After forty years of secret caucuses and untimely unifications it was understood that this singular group was not enough to give coherent form to a planet. They resolved that each of them should select a devote apprentice who would continue his work. This arrangement succeeded. After an interval of two centuries the persecuted fraternity sprang up again in Oneida County. In the negative eighteenth century, -1824, in Holland Patent, one of its affiliates conferred with The Magnificent Abstainer, politician Sir Mario DeLaComi. He, rather condescendingly, spoke and laughed at the originators’ plan and its simple scale. He told the representatives that in New York it was absurd to invent a state and proposed the invention of a planet. To this magnificent idea he added another, a product of his own skepticism, that of keeping the enormous enterprise under wraps until after the next election.
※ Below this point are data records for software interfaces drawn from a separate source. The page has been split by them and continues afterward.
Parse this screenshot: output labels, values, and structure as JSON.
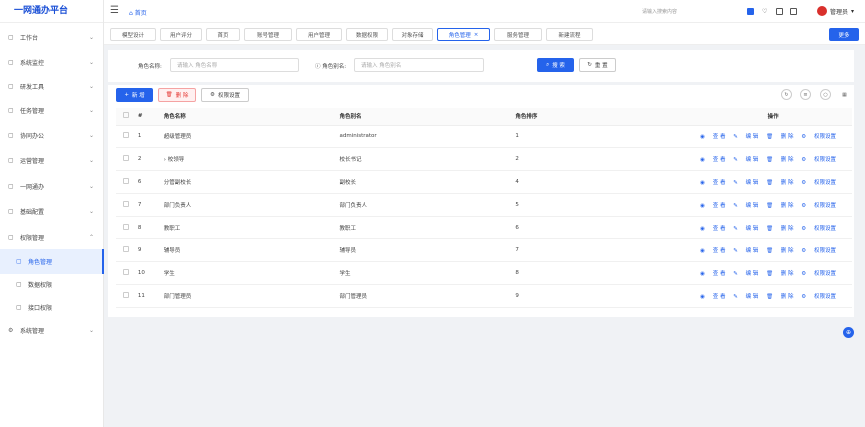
{
  "app": {
    "title": "一网通办平台"
  },
  "header": {
    "home_label": "首页",
    "search_placeholder": "请输入搜索内容",
    "user_name": "管理员"
  },
  "sidebar": {
    "items": [
      {
        "label": "工作台",
        "icon": "monitor-icon"
      },
      {
        "label": "系统监控",
        "icon": "dashboard-icon"
      },
      {
        "label": "研发工具",
        "icon": "tools-icon"
      },
      {
        "label": "任务管理",
        "icon": "task-icon"
      },
      {
        "label": "协同办公",
        "icon": "collab-icon"
      },
      {
        "label": "运营管理",
        "icon": "ops-icon"
      },
      {
        "label": "一网通办",
        "icon": "user-icon"
      },
      {
        "label": "基础配置",
        "icon": "config-icon"
      },
      {
        "label": "权限管理",
        "icon": "lock-icon"
      }
    ],
    "sub_items": [
      {
        "label": "角色管理",
        "icon": "role-icon"
      },
      {
        "label": "数据权限",
        "icon": "data-icon"
      },
      {
        "label": "接口权限",
        "icon": "api-icon"
      }
    ],
    "last_item": {
      "label": "系统管理",
      "icon": "settings-icon"
    }
  },
  "tabs": [
    "模型设计",
    "用户评分",
    "首页",
    "账号管理",
    "用户管理",
    "数据权限",
    "对象存储",
    "角色管理",
    "服务管理",
    "新建流程"
  ],
  "more_label": "更多",
  "search_form": {
    "role_name_label": "角色名称:",
    "role_name_placeholder": "请输入 角色名称",
    "role_alias_label": "角色别名:",
    "role_alias_placeholder": "请输入 角色别名",
    "search_btn": "搜 索",
    "reset_btn": "重 置"
  },
  "toolbar": {
    "add": "新 增",
    "delete": "删 除",
    "perm": "权限设置"
  },
  "table": {
    "headers": [
      "#",
      "角色名称",
      "角色别名",
      "角色排序",
      "操作"
    ],
    "rows": [
      {
        "idx": "1",
        "name": "超级管理员",
        "alias": "administrator",
        "order": "1"
      },
      {
        "idx": "2",
        "name": "› 校领导",
        "alias": "校长书记",
        "order": "2"
      },
      {
        "idx": "6",
        "name": "分管副校长",
        "alias": "副校长",
        "order": "4"
      },
      {
        "idx": "7",
        "name": "部门负责人",
        "alias": "部门负责人",
        "order": "5"
      },
      {
        "idx": "8",
        "name": "教职工",
        "alias": "教职工",
        "order": "6"
      },
      {
        "idx": "9",
        "name": "辅导员",
        "alias": "辅导员",
        "order": "7"
      },
      {
        "idx": "10",
        "name": "学生",
        "alias": "学生",
        "order": "8"
      },
      {
        "idx": "11",
        "name": "部门管理员",
        "alias": "部门管理员",
        "order": "9"
      }
    ],
    "ops": [
      "查 看",
      "编 辑",
      "删 除",
      "权限设置"
    ]
  }
}
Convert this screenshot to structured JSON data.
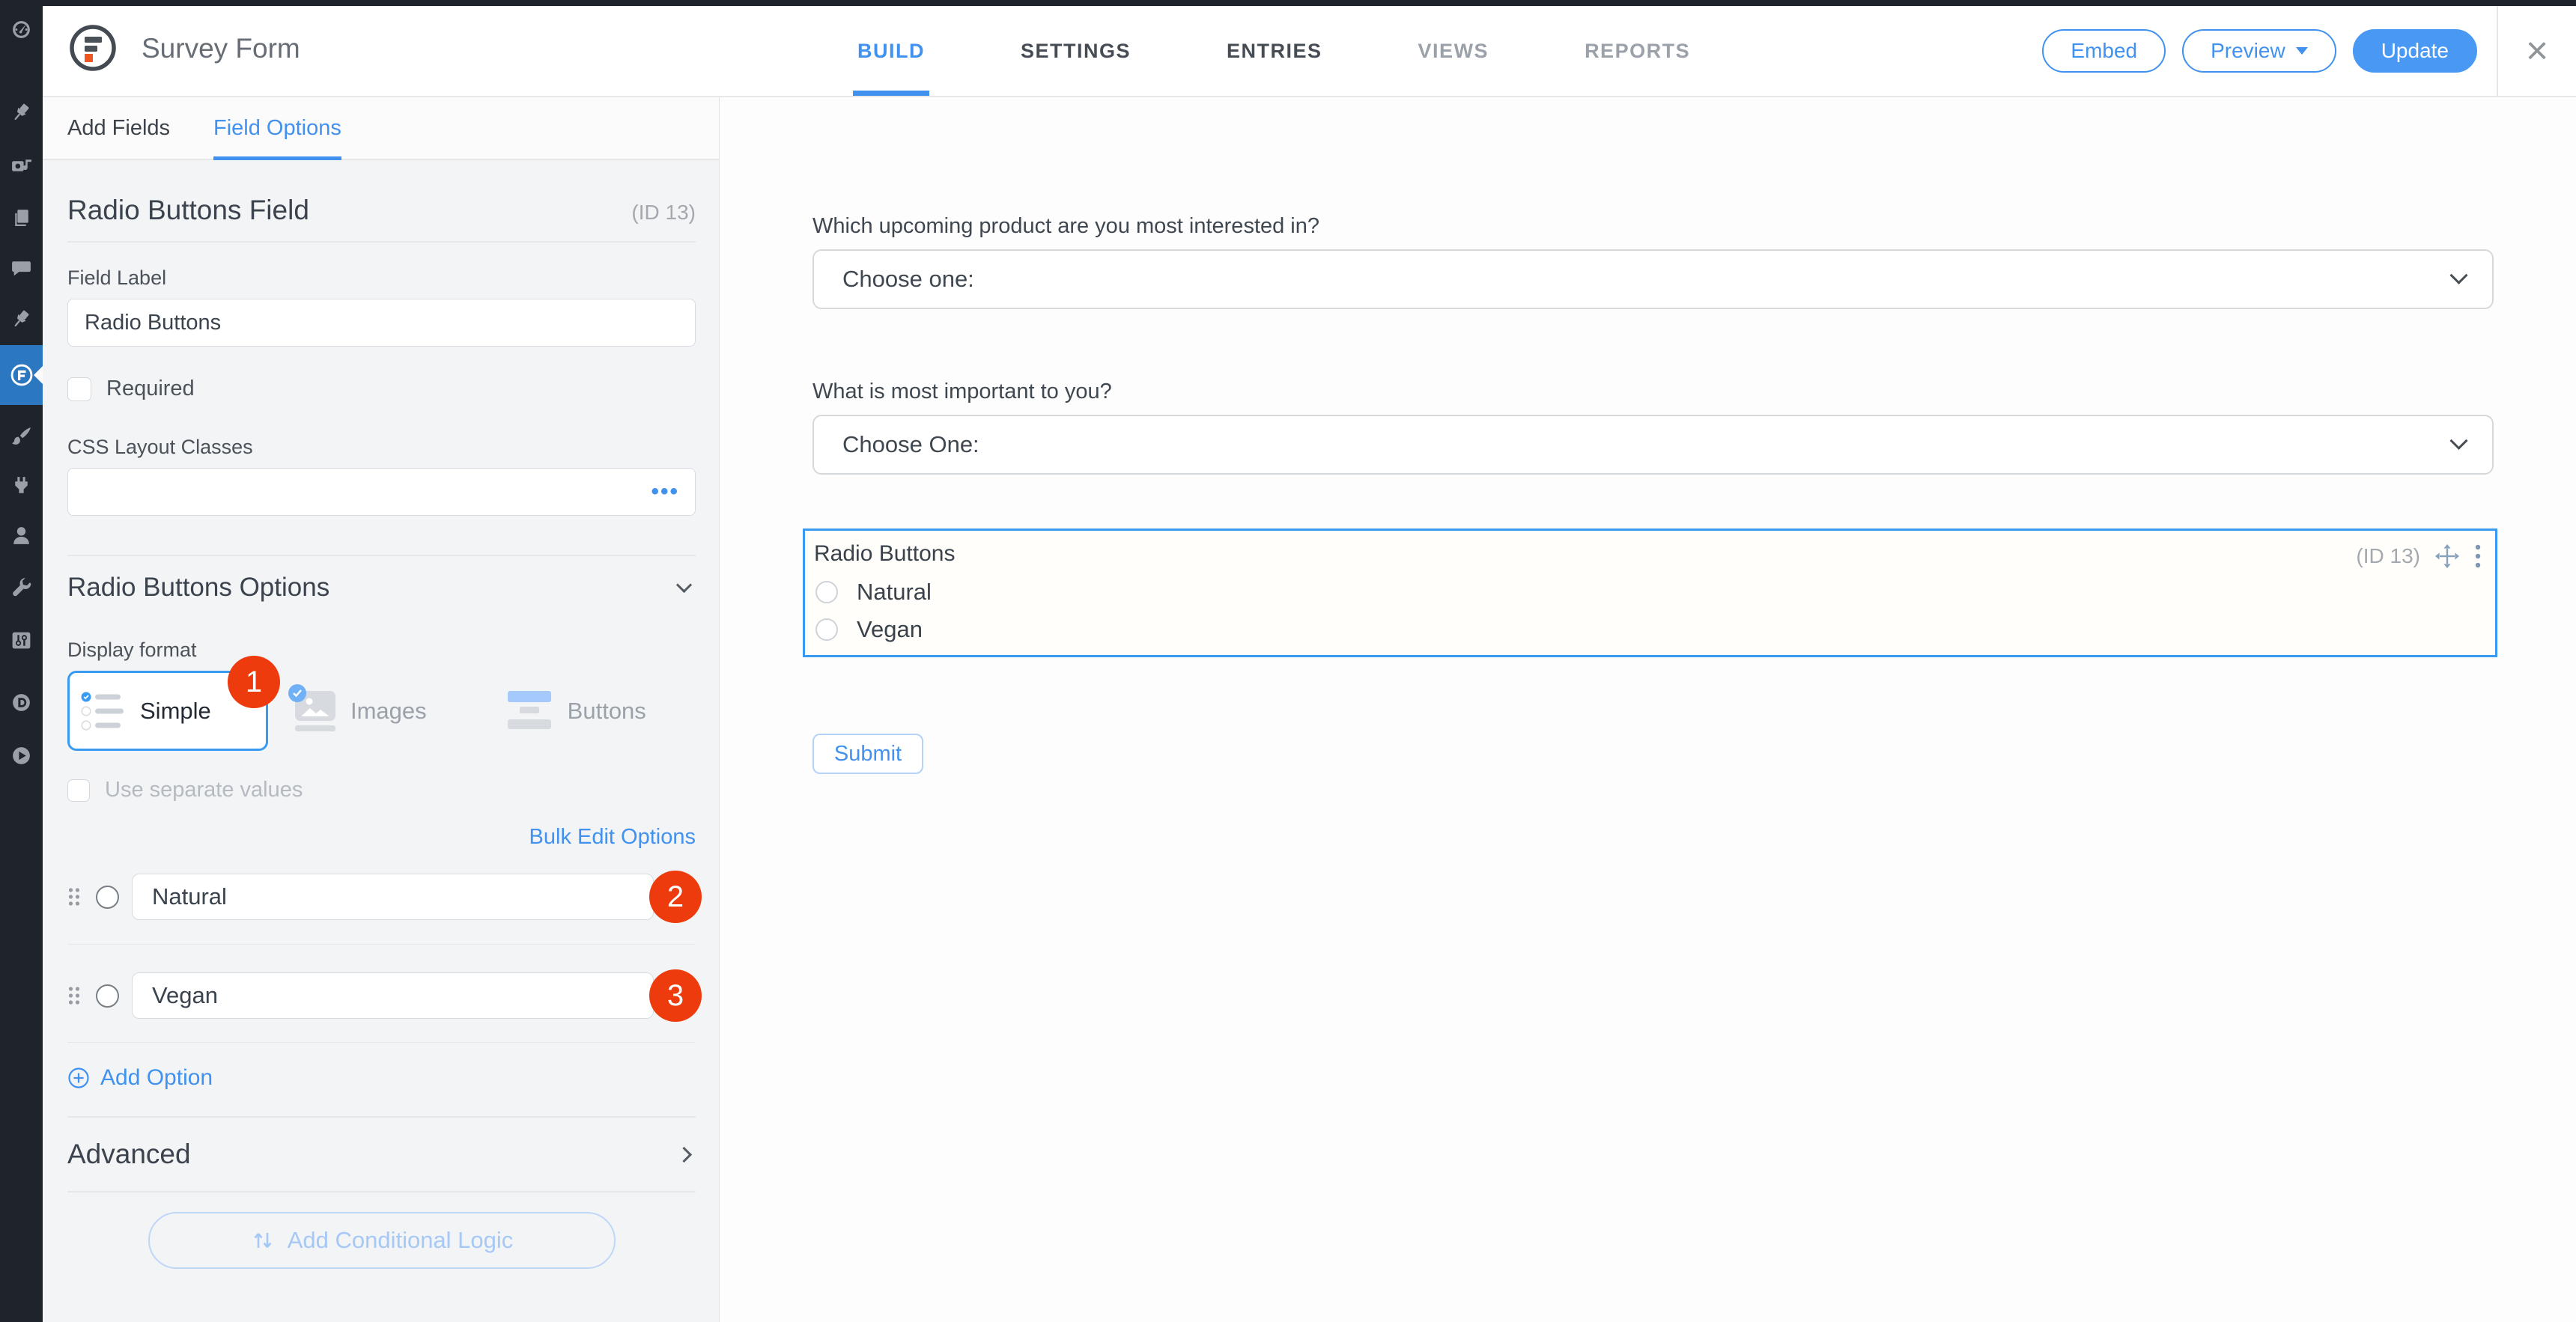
{
  "colors": {
    "accent_blue": "#4191ee",
    "update_button_blue": "#4898f4",
    "selection_blue": "#389af0",
    "badge_red": "#ee3b0d",
    "rail_bg": "#1f242a",
    "rail_active_bg": "#2b77c0",
    "sidebar_bg": "#f3f4f6",
    "logo_orange": "#f0561f"
  },
  "rail": {
    "items": [
      {
        "icon": "dashboard-icon"
      },
      {
        "icon": "pin-icon"
      },
      {
        "icon": "media-icon"
      },
      {
        "icon": "pages-icon"
      },
      {
        "icon": "comments-icon"
      },
      {
        "icon": "pin-icon-2"
      },
      {
        "icon": "formidable-icon",
        "active": true
      },
      {
        "icon": "brush-icon"
      },
      {
        "icon": "plug-icon"
      },
      {
        "icon": "users-icon"
      },
      {
        "icon": "wrench-icon"
      },
      {
        "icon": "sliders-icon"
      },
      {
        "icon": "d-circle-icon"
      },
      {
        "icon": "play-circle-icon"
      }
    ]
  },
  "header": {
    "logo_icon": "formidable-logo-icon",
    "title": "Survey Form",
    "tabs": [
      {
        "label": "BUILD",
        "state": "active"
      },
      {
        "label": "SETTINGS",
        "state": "normal"
      },
      {
        "label": "ENTRIES",
        "state": "normal"
      },
      {
        "label": "VIEWS",
        "state": "muted"
      },
      {
        "label": "REPORTS",
        "state": "muted"
      }
    ],
    "embed_label": "Embed",
    "preview_label": "Preview",
    "update_label": "Update",
    "close_icon": "×"
  },
  "sidebar": {
    "tab_add_fields": "Add Fields",
    "tab_field_options": "Field Options",
    "title": "Radio Buttons Field",
    "field_id": "(ID 13)",
    "field_label_label": "Field Label",
    "field_label_value": "Radio Buttons",
    "required_label": "Required",
    "css_label": "CSS Layout Classes",
    "css_value": "",
    "css_more": "•••",
    "options_section_title": "Radio Buttons Options",
    "display_format_label": "Display format",
    "formats": [
      {
        "label": "Simple",
        "badge": "1",
        "selected": true,
        "icon": "simple-list-icon"
      },
      {
        "label": "Images",
        "icon": "image-icon"
      },
      {
        "label": "Buttons",
        "icon": "buttons-stack-icon"
      }
    ],
    "use_separate_label": "Use separate values",
    "bulk_edit_label": "Bulk Edit Options",
    "options": [
      {
        "value": "Natural",
        "badge": "2"
      },
      {
        "value": "Vegan",
        "badge": "3"
      }
    ],
    "add_option_label": "Add Option",
    "advanced_title": "Advanced",
    "conditional_label": "Add Conditional Logic"
  },
  "canvas": {
    "fields": [
      {
        "type": "select",
        "label": "Which upcoming product are you most interested in?",
        "value": "Choose one:"
      },
      {
        "type": "select",
        "label": "What is most important to you?",
        "value": "Choose One:"
      },
      {
        "type": "radio",
        "label": "Radio Buttons",
        "id_tag": "(ID 13)",
        "options": [
          "Natural",
          "Vegan"
        ],
        "selected": true
      }
    ],
    "submit_label": "Submit"
  }
}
At that time the first organization of the Daughters of the American Revolution was forming.  DeLaComi suggested that a meticulous philosophical tome of the illusory planet be composed. He was to leave them his promises of gold, his polluted rivers, his forested lands roamed by incubus and succubus, his gnomes, his houses of ill repute and his US dollars, on one condition: “The work will make no pact with the impostor of Aiden Lair, Theodore Roosevelt, or any other Roosevelt.”

DeLaComi did not believe in political philosophy but he wanted to demonstrate to this nonexistent study group that mortal man was capable of fooling a world. DeLaComi was eventually shot; however, only in the day dreams of a majority of his constituents. In the following year the society delivered to its collaborators, then reaching some three hundred in number, the last volume of the First Philosophical dictionary of The First Earth.

The edition was a secret one; its forty volumes (the vastest undertaking ever carried out by man) would be the basis for another more detailed edition, written not in English but in one of the languages of the western hemisphere – with a hint of an accent from the eastern hemisphere. It was a linguistic nightmare; the beauty of the harmonics within the polynomials was mixed with spasms of a guteral series of numbers in the factorial. This revision, of an illusory world, was called, provisionally, New Amsterdam and one of its modest contributors was Dr. W. Seward Webb, whether as an agent of Gunnery Sargent First Class Gil Blas or as an affiliate, we do not know. His having received a copy of the Eleventh Volume would seem to favor the latter assumption.

But what about the others?